He's on ahead ; the masons are carrying Brook, and Ned'B showing the way. Canst walk now ?" " Yes, I'm better now. How did you manage to breathe, dad ?" "We didn't breathe, Jack; we're too old hands, for that. When we saw you fall, we juat drew back, took a breath and then shut our mouths, and went down for you just the same as if we'd been a groping for you under water. We got hold of you both, lifted you up and carried you along as far as we could before we drew a breath again. You're sharp, Jack, but you don't know everything yet." And Bill Haden chuckled to find that for once his practical experience taught him something that Jack had not learned from his books. Jaok now hurried along after Bill Haden, and in a few minutes reached the plaoe fixed upon. Here the miners were engaged in restoring conscious ness to Mr. Brook, who, under the influence of water dashed on his face and artificial respiration sot up by alternately pressing upon the chest and allowing it to rise again, was just beginning to show signs of life.

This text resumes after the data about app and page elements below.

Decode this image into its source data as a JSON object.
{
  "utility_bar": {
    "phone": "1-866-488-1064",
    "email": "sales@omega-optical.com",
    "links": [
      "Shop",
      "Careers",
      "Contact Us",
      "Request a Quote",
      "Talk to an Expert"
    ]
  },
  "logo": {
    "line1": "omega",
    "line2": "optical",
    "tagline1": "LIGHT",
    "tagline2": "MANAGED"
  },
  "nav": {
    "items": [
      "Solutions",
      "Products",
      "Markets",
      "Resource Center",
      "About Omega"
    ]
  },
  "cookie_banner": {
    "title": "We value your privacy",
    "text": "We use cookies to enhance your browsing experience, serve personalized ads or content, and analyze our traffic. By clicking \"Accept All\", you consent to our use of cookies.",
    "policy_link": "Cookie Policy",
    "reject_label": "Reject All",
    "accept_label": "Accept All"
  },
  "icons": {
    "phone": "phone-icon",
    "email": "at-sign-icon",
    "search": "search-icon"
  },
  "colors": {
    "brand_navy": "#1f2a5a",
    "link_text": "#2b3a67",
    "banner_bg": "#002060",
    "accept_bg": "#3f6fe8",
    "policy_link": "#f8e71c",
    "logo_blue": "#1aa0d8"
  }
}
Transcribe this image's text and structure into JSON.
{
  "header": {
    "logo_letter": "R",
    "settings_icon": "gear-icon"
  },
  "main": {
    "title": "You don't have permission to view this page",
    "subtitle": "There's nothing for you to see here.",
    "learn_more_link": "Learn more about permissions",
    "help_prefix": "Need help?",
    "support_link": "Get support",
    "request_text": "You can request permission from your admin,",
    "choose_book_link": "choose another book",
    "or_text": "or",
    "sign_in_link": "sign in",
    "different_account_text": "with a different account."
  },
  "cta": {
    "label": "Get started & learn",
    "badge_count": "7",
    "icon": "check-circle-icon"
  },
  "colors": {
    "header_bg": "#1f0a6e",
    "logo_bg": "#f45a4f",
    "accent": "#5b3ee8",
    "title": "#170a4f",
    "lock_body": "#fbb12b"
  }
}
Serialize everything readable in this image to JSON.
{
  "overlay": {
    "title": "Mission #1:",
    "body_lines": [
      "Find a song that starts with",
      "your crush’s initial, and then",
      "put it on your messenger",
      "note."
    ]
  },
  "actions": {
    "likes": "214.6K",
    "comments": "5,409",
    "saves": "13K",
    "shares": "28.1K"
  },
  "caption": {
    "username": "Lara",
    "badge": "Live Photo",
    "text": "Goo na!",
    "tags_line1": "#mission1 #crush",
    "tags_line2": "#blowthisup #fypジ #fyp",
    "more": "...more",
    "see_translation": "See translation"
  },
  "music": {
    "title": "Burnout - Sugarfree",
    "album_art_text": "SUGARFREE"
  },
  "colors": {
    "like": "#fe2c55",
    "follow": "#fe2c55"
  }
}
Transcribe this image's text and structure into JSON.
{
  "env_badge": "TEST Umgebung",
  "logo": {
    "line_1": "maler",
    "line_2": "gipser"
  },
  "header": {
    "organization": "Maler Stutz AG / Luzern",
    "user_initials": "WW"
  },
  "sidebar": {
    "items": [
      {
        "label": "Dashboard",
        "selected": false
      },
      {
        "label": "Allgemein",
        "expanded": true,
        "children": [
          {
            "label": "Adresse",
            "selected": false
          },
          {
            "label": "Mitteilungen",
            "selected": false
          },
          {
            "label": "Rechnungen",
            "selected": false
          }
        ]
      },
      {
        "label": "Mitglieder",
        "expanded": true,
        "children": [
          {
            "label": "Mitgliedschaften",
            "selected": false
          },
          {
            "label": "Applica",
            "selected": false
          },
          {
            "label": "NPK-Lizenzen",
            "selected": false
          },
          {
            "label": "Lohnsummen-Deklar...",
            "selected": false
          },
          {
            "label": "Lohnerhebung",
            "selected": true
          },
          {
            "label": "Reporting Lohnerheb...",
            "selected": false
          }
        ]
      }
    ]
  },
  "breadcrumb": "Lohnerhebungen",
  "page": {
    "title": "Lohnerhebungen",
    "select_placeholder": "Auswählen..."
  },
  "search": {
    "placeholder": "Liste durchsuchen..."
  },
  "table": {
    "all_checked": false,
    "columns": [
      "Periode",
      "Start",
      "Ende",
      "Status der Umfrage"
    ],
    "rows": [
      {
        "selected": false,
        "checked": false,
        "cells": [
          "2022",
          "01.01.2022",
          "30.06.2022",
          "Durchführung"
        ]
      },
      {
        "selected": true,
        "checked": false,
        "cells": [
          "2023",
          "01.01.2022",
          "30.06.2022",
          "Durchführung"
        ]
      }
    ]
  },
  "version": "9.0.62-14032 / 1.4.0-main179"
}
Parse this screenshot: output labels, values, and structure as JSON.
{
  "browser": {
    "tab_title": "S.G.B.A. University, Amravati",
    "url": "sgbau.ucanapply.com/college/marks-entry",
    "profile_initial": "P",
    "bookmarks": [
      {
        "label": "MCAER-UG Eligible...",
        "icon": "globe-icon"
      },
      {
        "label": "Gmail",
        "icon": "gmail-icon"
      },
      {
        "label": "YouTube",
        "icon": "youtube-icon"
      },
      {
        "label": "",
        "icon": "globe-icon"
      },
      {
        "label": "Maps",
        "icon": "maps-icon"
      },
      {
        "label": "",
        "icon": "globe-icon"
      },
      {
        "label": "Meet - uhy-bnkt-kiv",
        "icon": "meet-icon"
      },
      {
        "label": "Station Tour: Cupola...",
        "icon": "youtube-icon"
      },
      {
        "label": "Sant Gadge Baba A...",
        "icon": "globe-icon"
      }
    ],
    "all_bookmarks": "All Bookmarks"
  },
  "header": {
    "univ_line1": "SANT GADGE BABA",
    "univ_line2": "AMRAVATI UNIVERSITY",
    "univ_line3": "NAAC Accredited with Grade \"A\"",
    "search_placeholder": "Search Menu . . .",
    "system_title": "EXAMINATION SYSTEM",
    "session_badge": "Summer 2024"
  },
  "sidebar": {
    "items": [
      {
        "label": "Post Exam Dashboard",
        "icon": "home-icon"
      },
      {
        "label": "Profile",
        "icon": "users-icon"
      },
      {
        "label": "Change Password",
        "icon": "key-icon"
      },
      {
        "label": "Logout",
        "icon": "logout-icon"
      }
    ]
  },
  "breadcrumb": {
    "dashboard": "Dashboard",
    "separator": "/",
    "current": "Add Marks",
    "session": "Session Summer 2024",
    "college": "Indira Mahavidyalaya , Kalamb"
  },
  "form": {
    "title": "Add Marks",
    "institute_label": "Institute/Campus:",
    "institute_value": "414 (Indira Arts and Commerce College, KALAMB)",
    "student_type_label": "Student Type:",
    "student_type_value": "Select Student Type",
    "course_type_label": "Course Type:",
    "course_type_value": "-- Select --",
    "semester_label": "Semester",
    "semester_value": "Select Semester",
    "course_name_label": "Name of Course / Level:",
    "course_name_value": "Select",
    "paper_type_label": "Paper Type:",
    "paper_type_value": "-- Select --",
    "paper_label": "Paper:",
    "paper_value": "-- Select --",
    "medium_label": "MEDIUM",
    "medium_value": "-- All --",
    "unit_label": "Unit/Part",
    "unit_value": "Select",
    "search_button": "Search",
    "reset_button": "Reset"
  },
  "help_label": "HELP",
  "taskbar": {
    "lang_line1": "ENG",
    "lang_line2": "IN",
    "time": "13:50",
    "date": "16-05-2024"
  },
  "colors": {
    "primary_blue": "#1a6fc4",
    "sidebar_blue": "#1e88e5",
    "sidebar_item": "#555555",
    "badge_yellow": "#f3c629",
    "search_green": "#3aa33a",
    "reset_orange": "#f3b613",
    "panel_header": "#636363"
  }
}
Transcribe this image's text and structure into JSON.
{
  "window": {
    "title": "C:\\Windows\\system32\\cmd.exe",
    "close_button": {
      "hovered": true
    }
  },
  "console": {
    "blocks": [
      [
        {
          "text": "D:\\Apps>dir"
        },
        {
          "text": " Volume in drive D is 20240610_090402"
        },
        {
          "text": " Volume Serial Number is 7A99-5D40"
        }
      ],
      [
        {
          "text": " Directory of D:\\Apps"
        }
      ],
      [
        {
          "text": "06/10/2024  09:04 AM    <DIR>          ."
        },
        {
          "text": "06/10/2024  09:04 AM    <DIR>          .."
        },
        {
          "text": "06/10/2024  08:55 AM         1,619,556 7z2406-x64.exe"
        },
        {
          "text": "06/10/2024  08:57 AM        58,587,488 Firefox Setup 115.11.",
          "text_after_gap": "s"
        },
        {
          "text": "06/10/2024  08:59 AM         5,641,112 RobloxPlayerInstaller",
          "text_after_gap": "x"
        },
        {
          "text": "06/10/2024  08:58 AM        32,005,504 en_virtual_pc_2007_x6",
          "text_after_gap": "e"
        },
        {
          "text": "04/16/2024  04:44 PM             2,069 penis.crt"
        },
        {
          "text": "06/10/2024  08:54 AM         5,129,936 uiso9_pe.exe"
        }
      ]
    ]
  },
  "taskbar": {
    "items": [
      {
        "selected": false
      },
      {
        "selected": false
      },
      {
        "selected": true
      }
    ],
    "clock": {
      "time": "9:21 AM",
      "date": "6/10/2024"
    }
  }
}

Their interest in their em ployment was so great that it was not until Mr. Brook was able to sit up that they began to talk about the future. [TO BE CONTINUED.]